WHAT IS NEEDED: The output must reproduce each line of the data word for word.

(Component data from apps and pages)
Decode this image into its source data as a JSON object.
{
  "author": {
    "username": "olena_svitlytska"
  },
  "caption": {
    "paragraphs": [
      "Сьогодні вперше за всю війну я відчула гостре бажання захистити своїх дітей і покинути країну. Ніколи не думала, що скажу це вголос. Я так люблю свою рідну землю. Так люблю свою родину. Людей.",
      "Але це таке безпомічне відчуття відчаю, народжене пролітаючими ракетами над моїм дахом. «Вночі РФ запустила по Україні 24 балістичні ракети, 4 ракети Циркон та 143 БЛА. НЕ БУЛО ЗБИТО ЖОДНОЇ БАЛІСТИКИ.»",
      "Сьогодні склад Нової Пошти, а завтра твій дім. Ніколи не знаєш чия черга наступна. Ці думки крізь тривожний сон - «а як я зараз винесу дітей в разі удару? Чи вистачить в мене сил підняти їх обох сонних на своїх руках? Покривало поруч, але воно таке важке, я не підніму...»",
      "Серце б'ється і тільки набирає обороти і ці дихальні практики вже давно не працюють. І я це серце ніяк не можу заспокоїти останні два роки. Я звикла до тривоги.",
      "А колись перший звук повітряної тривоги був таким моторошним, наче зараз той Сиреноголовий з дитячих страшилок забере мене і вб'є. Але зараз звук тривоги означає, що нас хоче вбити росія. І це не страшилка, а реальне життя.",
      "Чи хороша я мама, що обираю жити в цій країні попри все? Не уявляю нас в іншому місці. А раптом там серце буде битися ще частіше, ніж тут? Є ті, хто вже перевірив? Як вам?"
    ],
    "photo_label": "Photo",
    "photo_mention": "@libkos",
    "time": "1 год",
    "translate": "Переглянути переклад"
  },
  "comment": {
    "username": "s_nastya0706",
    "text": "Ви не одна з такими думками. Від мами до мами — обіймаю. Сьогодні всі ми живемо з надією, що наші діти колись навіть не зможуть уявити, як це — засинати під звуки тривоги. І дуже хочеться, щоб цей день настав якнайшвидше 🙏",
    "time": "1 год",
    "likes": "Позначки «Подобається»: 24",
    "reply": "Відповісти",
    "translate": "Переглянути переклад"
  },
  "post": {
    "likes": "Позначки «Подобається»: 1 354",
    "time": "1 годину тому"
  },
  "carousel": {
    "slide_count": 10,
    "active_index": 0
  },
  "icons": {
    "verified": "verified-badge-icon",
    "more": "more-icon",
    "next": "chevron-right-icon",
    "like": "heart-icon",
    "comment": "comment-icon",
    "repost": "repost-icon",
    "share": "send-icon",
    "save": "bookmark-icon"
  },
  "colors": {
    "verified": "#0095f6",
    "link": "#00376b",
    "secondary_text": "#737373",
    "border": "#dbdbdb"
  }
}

THE ANSWER:
Decode this image into its source data as a JSON object.
{
  "author": {
    "username": "olena_svitlytska"
  },
  "caption": {
    "paragraphs": [
      "Сьогодні вперше за всю війну я відчула гостре бажання захистити своїх дітей і покинути країну. Ніколи не думала, що скажу це вголос. Я так люблю свою рідну землю. Так люблю свою родину. Людей.",
      "Але це таке безпомічне відчуття відчаю, народжене пролітаючими ракетами над моїм дахом. «Вночі РФ запустила по Україні 24 балістичні ракети, 4 ракети Циркон та 143 БЛА. НЕ БУЛО ЗБИТО ЖОДНОЇ БАЛІСТИКИ.»",
      "Сьогодні склад Нової Пошти, а завтра твій дім. Ніколи не знаєш чия черга наступна. Ці думки крізь тривожний сон - «а як я зараз винесу дітей в разі удару? Чи вистачить в мене сил підняти їх обох сонних на своїх руках? Покривало поруч, але воно таке важке, я не підніму...»",
      "Серце б'ється і тільки набирає обороти і ці дихальні практики вже давно не працюють. І я це серце ніяк не можу заспокоїти останні два роки. Я звикла до тривоги.",
      "А колись перший звук повітряної тривоги був таким моторошним, наче зараз той Сиреноголовий з дитячих страшилок забере мене і вб'є. Але зараз звук тривоги означає, що нас хоче вбити росія. І це не страшилка, а реальне життя.",
      "Чи хороша я мама, що обираю жити в цій країні попри все? Не уявляю нас в іншому місці. А раптом там серце буде битися ще частіше, ніж тут? Є ті, хто вже перевірив? Як вам?"
    ],
    "photo_label": "Photo",
    "photo_mention": "@libkos",
    "time": "1 год",
    "translate": "Переглянути переклад"
  },
  "comment": {
    "username": "s_nastya0706",
    "text": "Ви не одна з такими думками. Від мами до мами — обіймаю. Сьогодні всі ми живемо з надією, що наші діти колись навіть не зможуть уявити, як це — засинати під звуки тривоги. І дуже хочеться, щоб цей день настав якнайшвидше 🙏",
    "time": "1 год",
    "likes": "Позначки «Подобається»: 24",
    "reply": "Відповісти",
    "translate": "Переглянути переклад"
  },
  "post": {
    "likes": "Позначки «Подобається»: 1 354",
    "time": "1 годину тому"
  },
  "carousel": {
    "slide_count": 10,
    "active_index": 0
  },
  "icons": {
    "verified": "verified-badge-icon",
    "more": "more-icon",
    "next": "chevron-right-icon",
    "like": "heart-icon",
    "comment": "comment-icon",
    "repost": "repost-icon",
    "share": "send-icon",
    "save": "bookmark-icon"
  },
  "colors": {
    "verified": "#0095f6",
    "link": "#00376b",
    "secondary_text": "#737373",
    "border": "#dbdbdb"
  }
}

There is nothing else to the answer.